Report recommends cost-effective plan to strengthen US defense against ballistic missile attacks
To more effectively defend against ballistic missile attacks, the U.S. should concentrate on defense systems that intercept enemy missiles in midcourse and stop spending money on boost-phase defense systems of any kind, concludes a new, congressionally mandated report from a committee of the National Research Council.
The committee was asked to assess the feasibility, practicality, and affordability of U.S. boost-phase missile defenses and compare them with other alternatives for countering limited nuclear or conventional ballistic missile attacks by regional actors such as Iran or North Korea.
Boost-phase defense systems are intended to shoot down enemy missiles immediately following launch while the rocket engine is still firing. While these systems are theoretically possible, they are not "practical or feasible" because they would have only a few minutes in which to intercept enemy missiles during the boost phase and air- or ground-based systems generally cannot be located close enough to potential threats to be effective. Space-based boost-phase interceptors would require hundreds of satellites and cost as much as $500 billion to acquire and operate over a 20-year span—at least 10 times as much as any other approach, the committee estimated.
Any practical missile defense system, the committee concluded, must rely primarily on intercepting enemy missiles in midcourse, which can and should provide the most effective ballistic missile defense of the U.S. homeland. Midcourse defense provides more battle space for multiple opportunities to identify and shoot down targets. Currently, the Ground-Based Midcourse Defense (GMD) system, which deploys 30 ground-based midcourse interceptors at Fort Greely in Alaska and Vandenberg Air Force Base in California, provides an "early but fragile" U.S. homeland defense capability for a potential threat from North Korea, the report says. However, the GMD has "shortcomings" and limited ability to defend the U.S. from missiles launched by countries other than North Korea, and the Missile Defense Agency's currently planned improvements will not adequately address these.
To overcome these shortcomings, the committee recommended adding a third interceptor site to the U.S. northeast and several technical fixes to make the GMD both more effective and less expensive. These fixes include developing smaller, but more capable interceptor missiles using tested technologies and employing a suite of proven X-band radar components at five existing early-warning radar sites. These radars, combined with infrared sensors aboard the interceptors, would provide much more time and data for identifying enemy missiles and employing a "shoot-look-shoot" strategy, which allows multiple successive shots at the target if necessary.

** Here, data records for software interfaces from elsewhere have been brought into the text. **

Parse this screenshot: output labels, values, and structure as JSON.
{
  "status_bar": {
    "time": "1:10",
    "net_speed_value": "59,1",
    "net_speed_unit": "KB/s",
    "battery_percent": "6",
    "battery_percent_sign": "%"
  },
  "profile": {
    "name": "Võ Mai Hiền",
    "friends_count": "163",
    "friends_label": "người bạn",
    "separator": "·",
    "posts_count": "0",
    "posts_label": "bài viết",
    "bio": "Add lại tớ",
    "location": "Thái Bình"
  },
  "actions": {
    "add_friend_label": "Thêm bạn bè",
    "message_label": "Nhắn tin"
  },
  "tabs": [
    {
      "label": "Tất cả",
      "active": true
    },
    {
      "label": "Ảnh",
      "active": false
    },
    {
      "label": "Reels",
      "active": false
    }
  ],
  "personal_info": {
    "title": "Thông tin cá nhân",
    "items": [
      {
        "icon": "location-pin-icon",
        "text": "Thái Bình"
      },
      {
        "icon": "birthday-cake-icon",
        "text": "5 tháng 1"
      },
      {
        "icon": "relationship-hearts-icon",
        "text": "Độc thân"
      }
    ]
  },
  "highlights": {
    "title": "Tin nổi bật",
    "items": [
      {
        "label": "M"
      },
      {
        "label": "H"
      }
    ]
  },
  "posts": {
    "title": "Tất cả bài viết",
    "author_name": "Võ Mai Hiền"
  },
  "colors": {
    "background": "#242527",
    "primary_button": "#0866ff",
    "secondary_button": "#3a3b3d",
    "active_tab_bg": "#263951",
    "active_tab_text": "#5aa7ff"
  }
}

The recommended GMD improvements could be implemented within the current $45 billion budget requested by DOD for fiscal years 2010 through 2016 provided other unnecessary missile defense programs are eliminated.
The first three phases of the "Phased Adaptive Approach," under way in Europe since 2009, deploy improved interceptors and radars to protect U.S. forces and NATO allies against an Iranian attack. These phases, if properly implemented, should provide an effective defense of Europe, the report says. However, if the report's recommended improvements are made to the U.S. GMD, then the final phase of the program in Europe—aimed at preventing long-range missiles launched in Iran from reaching the U.S.—should be canceled because it would be unnecessary for European defense and less than optimal for U.S. protection.
The U.S. should stop all efforts to develop a costly space-based sensor system known as the Precision Tracking and Surveillance System, the report says. The current Space-Based Infrared System, combined with the proposed suite of X-Band radars and interceptor sensors, will provide information that is just as reliable at a much lower cost. The Missile Defense Agency should also reinstitute aggressive research and development to improve abilities to identify actual warheads amid potential countermeasures.
The Missile Defense Agency and the U.S. military should continue improving non-boost systems critical for theater missile defense plans such as the Aegis ship-based interceptors, Terminal High-Altitude Defense, and Patriot-based missile defense. These technologies can also provide adequate protection for our Asian allies.
"For too long, the U.S. has been committed to expensive missile defense strategies without sufficient consideration of the costs and real utility," said L. David Montague, committee co-chair and retired president of the missile system division at Lockheed Martin Missiles and Space. "As the primary agency in charge, the Missile Defense Agency must strengthen its system analysis and engineering capabilities so that it can better evaluate new initiatives before significant funding is committed."
"Our recommended approach should provide the most effective missile defense capabilities—particularly for homeland defense—while taking into account the surrounding operational, technical, and cost issues," said Walter B. Slocombe, former undersecretary of defense for policy and the other co-chair of the study.
Provided by National Academy of Sciences